Kevin Unrath, moderator (Pierson Library, Shelburne), David Weinstock (Otter Creek Poets, Middlebury), Rick Bessette (Poet Laureate, Shelburne), Starr LaTronica (Brooks Memorial Library), Margot Mayor (Button Street Press and Vermont Authors Project)
David Weinstock has been leading poetry groups at the Ilsley Library in Middlebury for two decades. Rick Bessette has served as Shelburne’s first Poet Laureate since 2016. Learn the different ways these poets have helped their art flourish in their communities and how your community could grow local poetry too.
Author programs are a great way to increase patron engagement, inspire readers and support book creators. The Vermont Authors Project was established to provide tools to navigate the rich pool of talented authors and poets and the resources to promote their work in Vermont libraries, bookstores and festivals. A librarian experienced in planning and arranging author visits joins with a publicist to provide pointers on making the most of our valued Vermont authors in your collections and in your communities. Attendees will be encouraged to contribute to the conversation by sharing their success stories.
Building Flourishing Communities
Samantha Thomas (Northwestern Counseling and Support Services), Mary Pickener (Department of Health)
Libraries offer much needed connection in our busy world, connection to resources and to one another. Librarians and library staff have a special opportunity to leverage knowledge about early adversity to improve and enhance those connections. In this session participants will be introduced to the Adverse Childhood Experiences study, Neuroscience, and Resilience as they relate to connection and fostering thriving communities. The content will be tailored to librarians and library staff. Strategies to support patron experience at libraries will be offered and participants will be asked to reflect on how they will use this new information to enhance their patrons library experience and positively impact their community.
Building Flourishing Communities (PDF, 3 MB)
Information Sheet and Trainer List (PDF, 202 KB)
Advocacy Bootcamp Vermont Style
Amy McMullan (Hartland Public Library), Cindy Weber (Stowe Free Library), Margaret Woodruff (Charlotte Library)
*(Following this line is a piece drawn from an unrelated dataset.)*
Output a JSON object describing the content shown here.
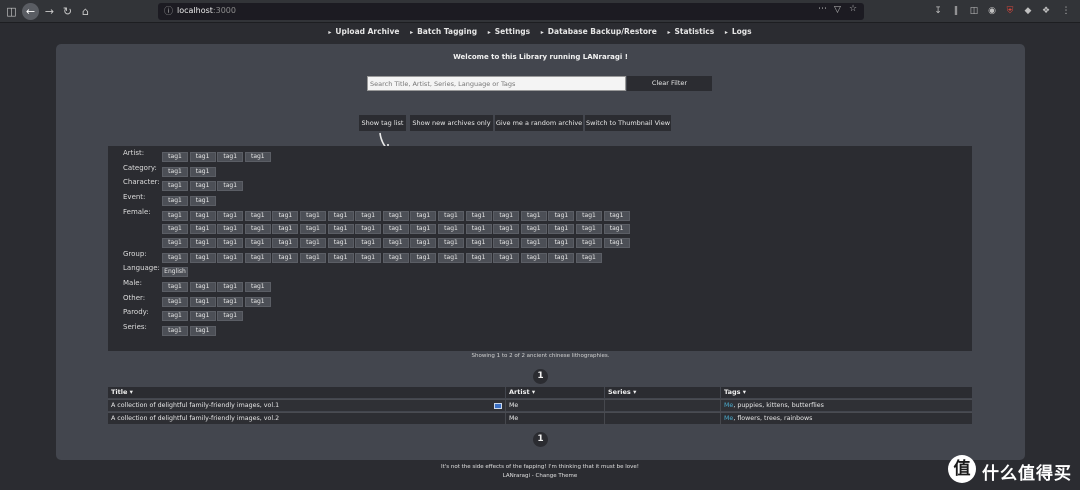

Based on our training at the NELA Advocacy Bootcamp session last fall, we will give an overview of this new and dynamic way to engage with your community for outreach, fundraising and more. Advocacy Bootcamp urges attendees to re-think advocacy: to re-define the library community and expand the way we have been advocating for libraries. We will explore some of the brutal facts about our current environment, celebrate our assets, and offer practical tips to reclaim a moral sanction for the work we do and the support our communities deserve. This presentation is tailored to the Green Mountain State and the size and scope of our libraries.
Green Mountain Book Award List 2019-2020
Kelsey Psaute (Burnham Memorial Library, Colchester), Jory Hearst (Flying Pig Bookstore)
Join GMBA committee members for book talks of the list’s 15 books along with some announcements about award publicity and voting.
Green Mountain Book Award (website)
Meet, Greet, and Updates from the Department of Libraries
(Staff of the Department of Libraries)
This presentation will provide updates on projects, promotions, and state government. Department of Libraries staff will be on hand to receive questions as well seek input and feedback from participants.